What you have to do → With the pictures excluded, retype the records that follow exactly.

Data entries →

######

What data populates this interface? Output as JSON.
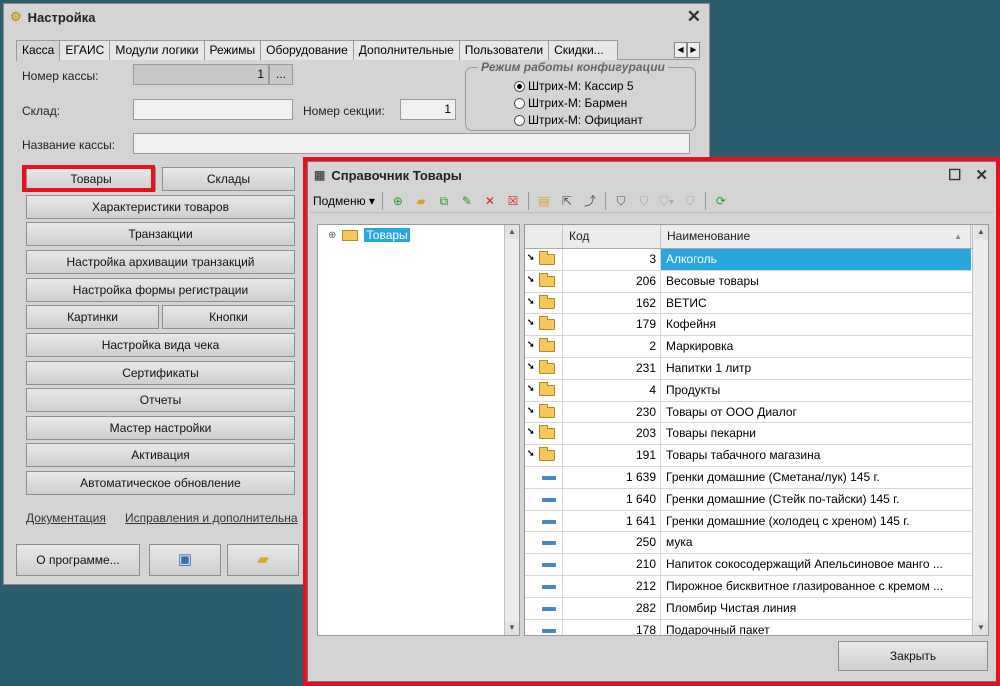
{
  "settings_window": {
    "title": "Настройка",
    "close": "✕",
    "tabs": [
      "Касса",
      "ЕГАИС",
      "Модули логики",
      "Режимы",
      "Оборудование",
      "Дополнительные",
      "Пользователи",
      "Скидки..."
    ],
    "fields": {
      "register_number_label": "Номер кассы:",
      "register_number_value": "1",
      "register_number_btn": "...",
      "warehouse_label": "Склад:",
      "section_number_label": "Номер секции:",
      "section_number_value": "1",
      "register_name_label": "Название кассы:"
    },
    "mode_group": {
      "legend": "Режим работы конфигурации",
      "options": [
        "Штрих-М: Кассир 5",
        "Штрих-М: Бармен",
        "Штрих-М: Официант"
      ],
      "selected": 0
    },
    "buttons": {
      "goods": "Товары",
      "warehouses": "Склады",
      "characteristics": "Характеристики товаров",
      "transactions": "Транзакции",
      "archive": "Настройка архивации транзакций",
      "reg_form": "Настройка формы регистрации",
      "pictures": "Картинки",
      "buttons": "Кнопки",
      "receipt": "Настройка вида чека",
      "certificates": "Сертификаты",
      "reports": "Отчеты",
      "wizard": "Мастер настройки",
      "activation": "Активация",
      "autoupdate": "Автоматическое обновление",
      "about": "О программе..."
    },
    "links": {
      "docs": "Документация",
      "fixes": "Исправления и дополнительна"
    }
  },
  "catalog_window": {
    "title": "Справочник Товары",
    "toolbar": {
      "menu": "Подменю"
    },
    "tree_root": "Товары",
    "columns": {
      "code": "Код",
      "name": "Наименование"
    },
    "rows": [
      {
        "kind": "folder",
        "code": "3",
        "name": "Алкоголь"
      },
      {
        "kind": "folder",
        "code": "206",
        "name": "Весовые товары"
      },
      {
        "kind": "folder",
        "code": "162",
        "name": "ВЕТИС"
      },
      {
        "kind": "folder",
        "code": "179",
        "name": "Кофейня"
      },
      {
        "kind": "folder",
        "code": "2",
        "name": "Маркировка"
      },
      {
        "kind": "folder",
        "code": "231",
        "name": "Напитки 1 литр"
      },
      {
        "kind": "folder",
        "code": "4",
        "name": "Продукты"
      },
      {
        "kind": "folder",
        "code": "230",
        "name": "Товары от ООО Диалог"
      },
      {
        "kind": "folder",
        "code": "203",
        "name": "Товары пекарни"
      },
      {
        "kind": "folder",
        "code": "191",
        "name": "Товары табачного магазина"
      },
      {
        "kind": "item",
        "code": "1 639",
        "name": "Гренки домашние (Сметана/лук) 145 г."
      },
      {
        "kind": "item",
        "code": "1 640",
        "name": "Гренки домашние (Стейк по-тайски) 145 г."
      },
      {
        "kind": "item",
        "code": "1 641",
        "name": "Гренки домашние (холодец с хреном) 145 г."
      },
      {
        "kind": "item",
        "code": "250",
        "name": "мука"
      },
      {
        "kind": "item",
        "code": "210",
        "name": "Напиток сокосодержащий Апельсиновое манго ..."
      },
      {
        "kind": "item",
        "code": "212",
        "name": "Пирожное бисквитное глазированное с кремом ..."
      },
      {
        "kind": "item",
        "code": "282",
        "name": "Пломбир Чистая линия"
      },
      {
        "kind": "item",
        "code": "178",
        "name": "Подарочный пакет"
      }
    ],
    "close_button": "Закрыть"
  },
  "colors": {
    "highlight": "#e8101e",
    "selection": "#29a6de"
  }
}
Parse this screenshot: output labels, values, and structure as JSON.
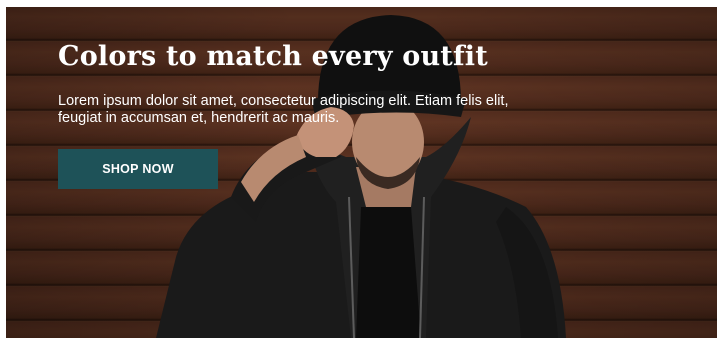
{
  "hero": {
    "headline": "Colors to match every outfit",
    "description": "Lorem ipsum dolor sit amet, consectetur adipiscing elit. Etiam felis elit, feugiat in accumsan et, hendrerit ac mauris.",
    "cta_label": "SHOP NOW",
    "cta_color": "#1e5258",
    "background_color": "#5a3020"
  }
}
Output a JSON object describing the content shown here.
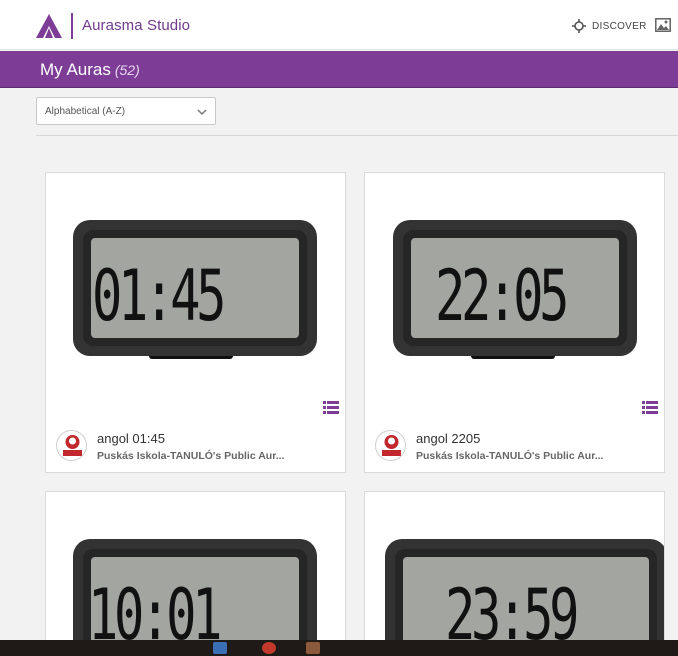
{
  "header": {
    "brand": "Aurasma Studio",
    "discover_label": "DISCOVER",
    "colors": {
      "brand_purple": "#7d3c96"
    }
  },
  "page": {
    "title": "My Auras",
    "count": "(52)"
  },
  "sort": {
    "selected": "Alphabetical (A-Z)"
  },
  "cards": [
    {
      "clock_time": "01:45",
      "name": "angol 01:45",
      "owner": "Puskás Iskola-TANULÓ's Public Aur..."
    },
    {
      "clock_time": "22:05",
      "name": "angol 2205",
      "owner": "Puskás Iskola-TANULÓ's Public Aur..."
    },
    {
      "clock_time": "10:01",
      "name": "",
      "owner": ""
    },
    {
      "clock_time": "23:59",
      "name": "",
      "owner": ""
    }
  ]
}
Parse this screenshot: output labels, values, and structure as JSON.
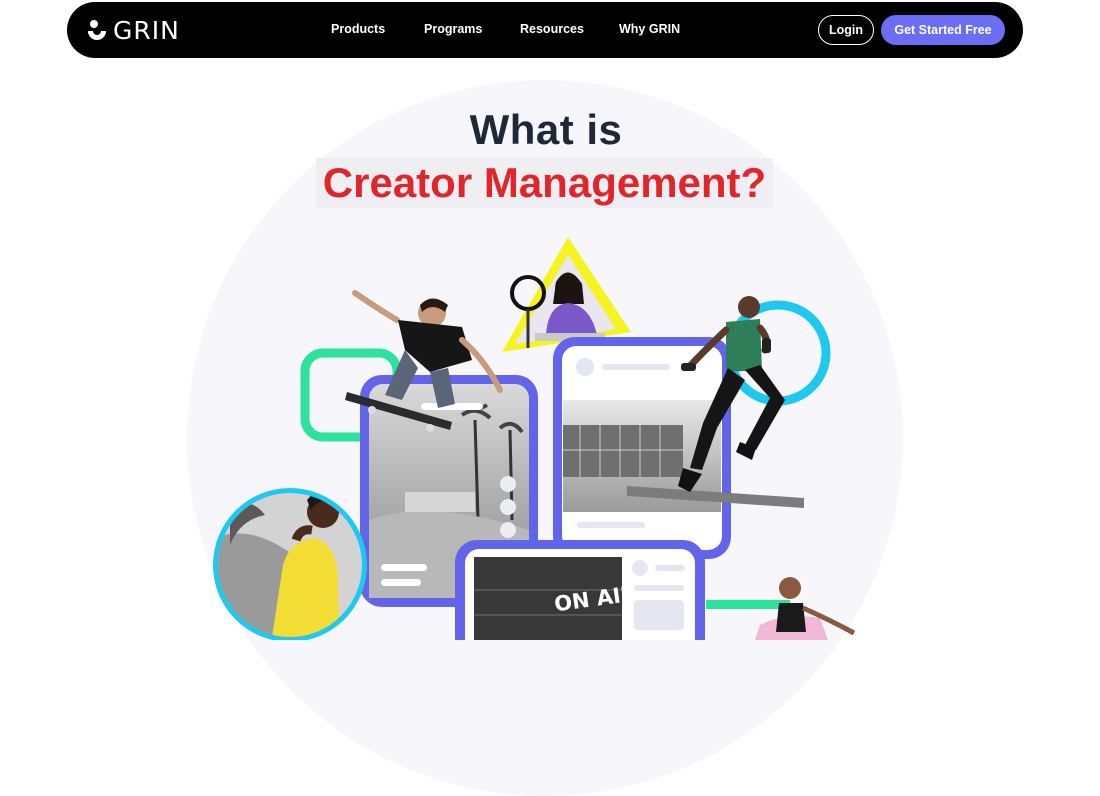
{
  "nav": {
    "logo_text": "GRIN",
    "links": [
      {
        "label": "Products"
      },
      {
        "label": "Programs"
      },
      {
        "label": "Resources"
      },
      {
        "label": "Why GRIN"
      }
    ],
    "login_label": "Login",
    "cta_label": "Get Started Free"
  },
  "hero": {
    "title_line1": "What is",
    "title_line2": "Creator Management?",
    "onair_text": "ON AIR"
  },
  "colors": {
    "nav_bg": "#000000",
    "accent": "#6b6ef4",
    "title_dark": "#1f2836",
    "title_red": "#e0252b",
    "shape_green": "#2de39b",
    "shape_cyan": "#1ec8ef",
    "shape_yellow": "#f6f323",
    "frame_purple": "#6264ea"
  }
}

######

Problem solution →
What data populates this interface? Output as JSON.
{
  "settings_window": {
    "title": "Настройка",
    "close": "✕",
    "tabs": [
      "Касса",
      "ЕГАИС",
      "Модули логики",
      "Режимы",
      "Оборудование",
      "Дополнительные",
      "Пользователи",
      "Скидки..."
    ],
    "fields": {
      "register_number_label": "Номер кассы:",
      "register_number_value": "1",
      "register_number_btn": "...",
      "warehouse_label": "Склад:",
      "section_number_label": "Номер секции:",
      "section_number_value": "1",
      "register_name_label": "Название кассы:"
    },
    "mode_group": {
      "legend": "Режим работы конфигурации",
      "options": [
        "Штрих-М: Кассир 5",
        "Штрих-М: Бармен",
        "Штрих-М: Официант"
      ],
      "selected": 0
    },
    "buttons": {
      "goods": "Товары",
      "warehouses": "Склады",
      "characteristics": "Характеристики товаров",
      "transactions": "Транзакции",
      "archive": "Настройка архивации транзакций",
      "reg_form": "Настройка формы регистрации",
      "pictures": "Картинки",
      "buttons": "Кнопки",
      "receipt": "Настройка вида чека",
      "certificates": "Сертификаты",
      "reports": "Отчеты",
      "wizard": "Мастер настройки",
      "activation": "Активация",
      "autoupdate": "Автоматическое обновление",
      "about": "О программе..."
    },
    "links": {
      "docs": "Документация",
      "fixes": "Исправления и дополнительна"
    }
  },
  "catalog_window": {
    "title": "Справочник Товары",
    "toolbar": {
      "menu": "Подменю"
    },
    "tree_root": "Товары",
    "columns": {
      "code": "Код",
      "name": "Наименование"
    },
    "rows": [
      {
        "kind": "folder",
        "code": "3",
        "name": "Алкоголь"
      },
      {
        "kind": "folder",
        "code": "206",
        "name": "Весовые товары"
      },
      {
        "kind": "folder",
        "code": "162",
        "name": "ВЕТИС"
      },
      {
        "kind": "folder",
        "code": "179",
        "name": "Кофейня"
      },
      {
        "kind": "folder",
        "code": "2",
        "name": "Маркировка"
      },
      {
        "kind": "folder",
        "code": "231",
        "name": "Напитки 1 литр"
      },
      {
        "kind": "folder",
        "code": "4",
        "name": "Продукты"
      },
      {
        "kind": "folder",
        "code": "230",
        "name": "Товары от ООО Диалог"
      },
      {
        "kind": "folder",
        "code": "203",
        "name": "Товары пекарни"
      },
      {
        "kind": "folder",
        "code": "191",
        "name": "Товары табачного магазина"
      },
      {
        "kind": "item",
        "code": "1 639",
        "name": "Гренки домашние (Сметана/лук) 145 г."
      },
      {
        "kind": "item",
        "code": "1 640",
        "name": "Гренки домашние (Стейк по-тайски) 145 г."
      },
      {
        "kind": "item",
        "code": "1 641",
        "name": "Гренки домашние (холодец с хреном) 145 г."
      },
      {
        "kind": "item",
        "code": "250",
        "name": "мука"
      },
      {
        "kind": "item",
        "code": "210",
        "name": "Напиток сокосодержащий Апельсиновое манго ..."
      },
      {
        "kind": "item",
        "code": "212",
        "name": "Пирожное бисквитное глазированное с кремом ..."
      },
      {
        "kind": "item",
        "code": "282",
        "name": "Пломбир Чистая линия"
      },
      {
        "kind": "item",
        "code": "178",
        "name": "Подарочный пакет"
      }
    ],
    "close_button": "Закрыть"
  },
  "colors": {
    "highlight": "#e8101e",
    "selection": "#29a6de"
  }
}
Parse this screenshot: output labels, values, and structure as JSON.
{
  "hero": {
    "headline": "Colors to match every outfit",
    "description": "Lorem ipsum dolor sit amet, consectetur adipiscing elit. Etiam felis elit, feugiat in accumsan et, hendrerit ac mauris.",
    "cta_label": "SHOP NOW",
    "cta_color": "#1e5258",
    "background_color": "#5a3020"
  }
}
Output a JSON object describing the content shown here.
{
  "header": {
    "brand": "Aurasma Studio",
    "discover_label": "DISCOVER",
    "colors": {
      "brand_purple": "#7d3c96"
    }
  },
  "page": {
    "title": "My Auras",
    "count": "(52)"
  },
  "sort": {
    "selected": "Alphabetical (A-Z)"
  },
  "cards": [
    {
      "clock_time": "01:45",
      "name": "angol 01:45",
      "owner": "Puskás Iskola-TANULÓ's Public Aur..."
    },
    {
      "clock_time": "22:05",
      "name": "angol 2205",
      "owner": "Puskás Iskola-TANULÓ's Public Aur..."
    },
    {
      "clock_time": "10:01",
      "name": "",
      "owner": ""
    },
    {
      "clock_time": "23:59",
      "name": "",
      "owner": ""
    }
  ]
}
Parse this screenshot: output labels, values, and structure as JSON.
{
  "nav": {
    "logo_text": "GRIN",
    "links": [
      {
        "label": "Products"
      },
      {
        "label": "Programs"
      },
      {
        "label": "Resources"
      },
      {
        "label": "Why GRIN"
      }
    ],
    "login_label": "Login",
    "cta_label": "Get Started Free"
  },
  "hero": {
    "title_line1": "What is",
    "title_line2": "Creator Management?",
    "onair_text": "ON AIR"
  },
  "colors": {
    "nav_bg": "#000000",
    "accent": "#6b6ef4",
    "title_dark": "#1f2836",
    "title_red": "#e0252b",
    "shape_green": "#2de39b",
    "shape_cyan": "#1ec8ef",
    "shape_yellow": "#f6f323",
    "frame_purple": "#6264ea"
  }
}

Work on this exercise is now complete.